DATA SHOWN -
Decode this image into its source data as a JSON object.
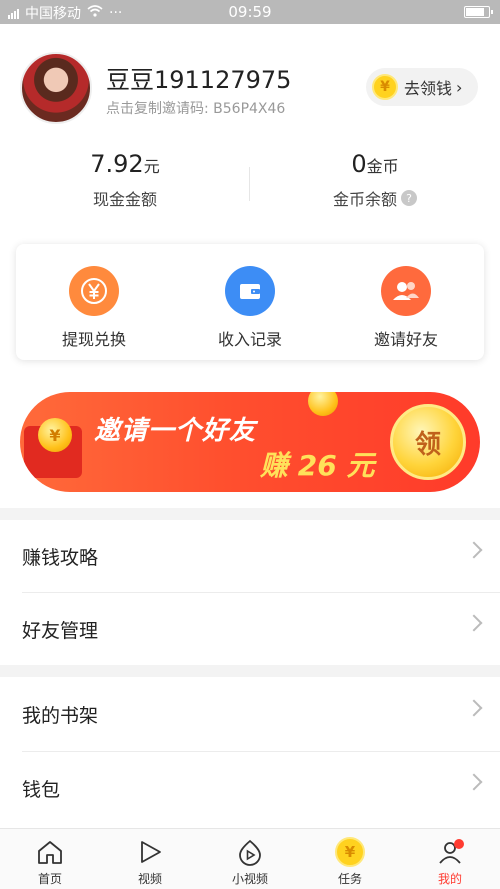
{
  "status_bar": {
    "carrier": "中国移动",
    "dots": "···",
    "time": "09:59"
  },
  "profile": {
    "name": "豆豆191127975",
    "invite_text": "点击复制邀请码: B56P4X46",
    "get_money_button": "去领钱",
    "get_money_icon": "coin-yen-icon"
  },
  "stats": {
    "cash": {
      "value": "7.92",
      "unit": "元",
      "label": "现金金额"
    },
    "coins": {
      "value": "0",
      "unit": "金币",
      "label": "金币余额"
    }
  },
  "actions": [
    {
      "label": "提现兑换",
      "icon": "yen-icon",
      "color": "#ff8a3d"
    },
    {
      "label": "收入记录",
      "icon": "wallet-icon",
      "color": "#3d8df5"
    },
    {
      "label": "邀请好友",
      "icon": "friends-icon",
      "color": "#ff6a3d"
    }
  ],
  "banner": {
    "line1": "邀请一个好友",
    "line2": "赚 26 元",
    "claim": "领",
    "colors": {
      "start": "#ff6a3a",
      "end": "#ff3b2a",
      "accent": "#ffe15a"
    }
  },
  "menu": [
    {
      "label": "赚钱攻略"
    },
    {
      "label": "好友管理"
    },
    {
      "label": "我的书架"
    },
    {
      "label": "钱包"
    }
  ],
  "tabbar": [
    {
      "label": "首页",
      "icon": "home-icon"
    },
    {
      "label": "视频",
      "icon": "play-icon"
    },
    {
      "label": "小视频",
      "icon": "short-video-icon"
    },
    {
      "label": "任务",
      "icon": "task-coin-icon"
    },
    {
      "label": "我的",
      "icon": "profile-icon",
      "active": true
    }
  ]
}
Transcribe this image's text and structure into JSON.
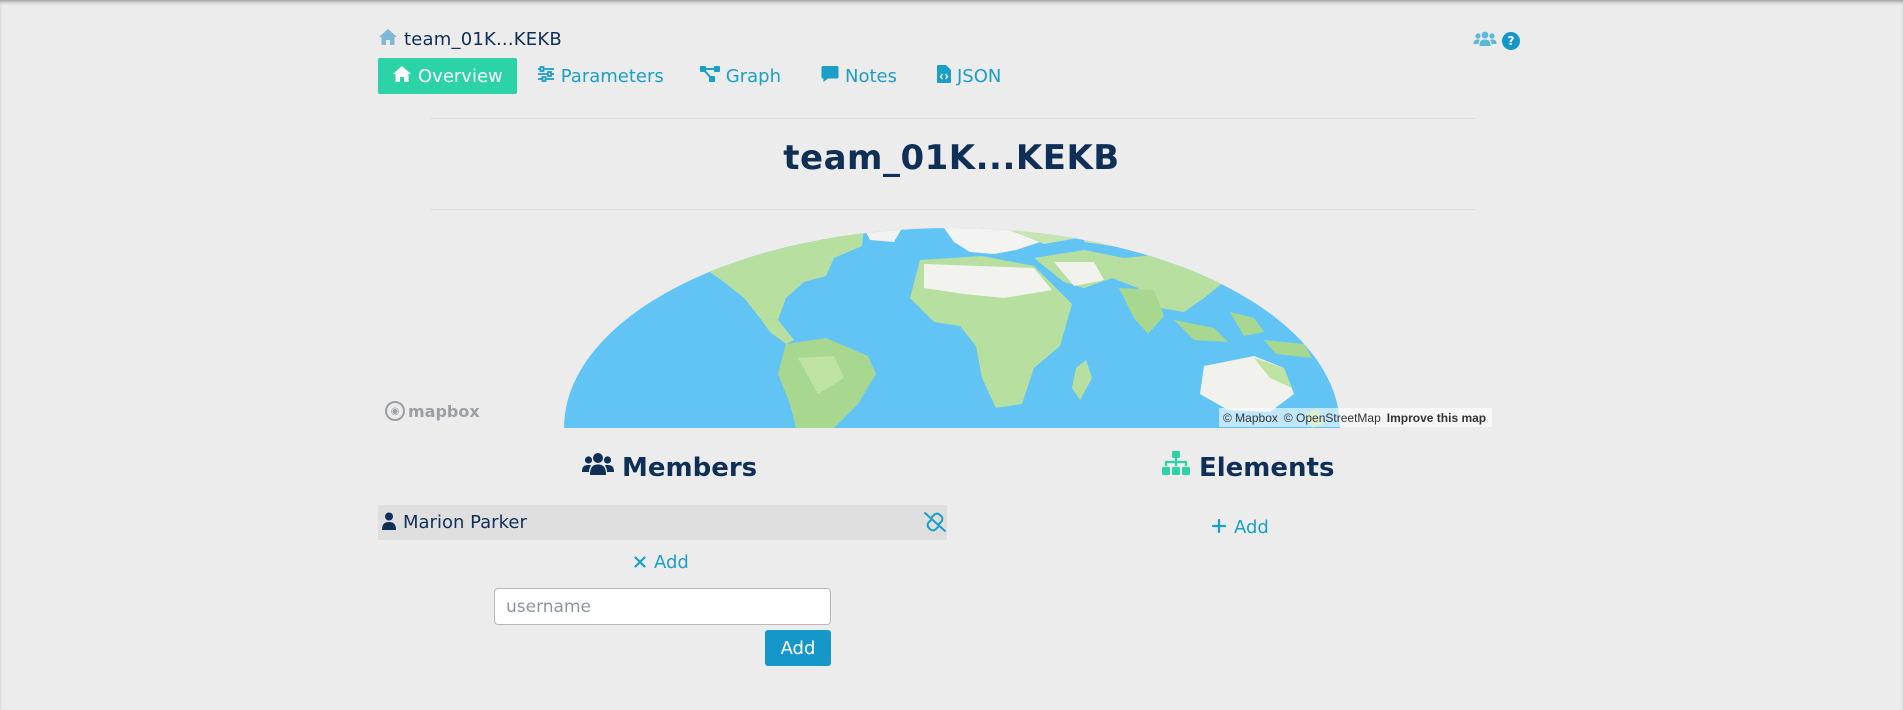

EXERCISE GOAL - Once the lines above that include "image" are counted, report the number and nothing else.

EXERCISE OUTPUT - 2